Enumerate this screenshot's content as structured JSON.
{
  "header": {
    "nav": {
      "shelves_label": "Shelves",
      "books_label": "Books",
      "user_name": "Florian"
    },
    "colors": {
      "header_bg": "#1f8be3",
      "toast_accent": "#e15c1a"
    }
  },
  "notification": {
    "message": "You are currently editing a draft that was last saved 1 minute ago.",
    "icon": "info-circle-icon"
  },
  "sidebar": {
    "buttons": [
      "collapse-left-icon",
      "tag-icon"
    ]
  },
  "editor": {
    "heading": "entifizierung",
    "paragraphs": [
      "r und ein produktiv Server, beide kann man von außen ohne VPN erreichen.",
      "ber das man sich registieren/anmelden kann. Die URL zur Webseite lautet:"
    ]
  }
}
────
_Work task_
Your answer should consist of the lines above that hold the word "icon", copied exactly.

_Response_
    "icon": "info-circle-icon"
      "collapse-left-icon",
      "tag-icon"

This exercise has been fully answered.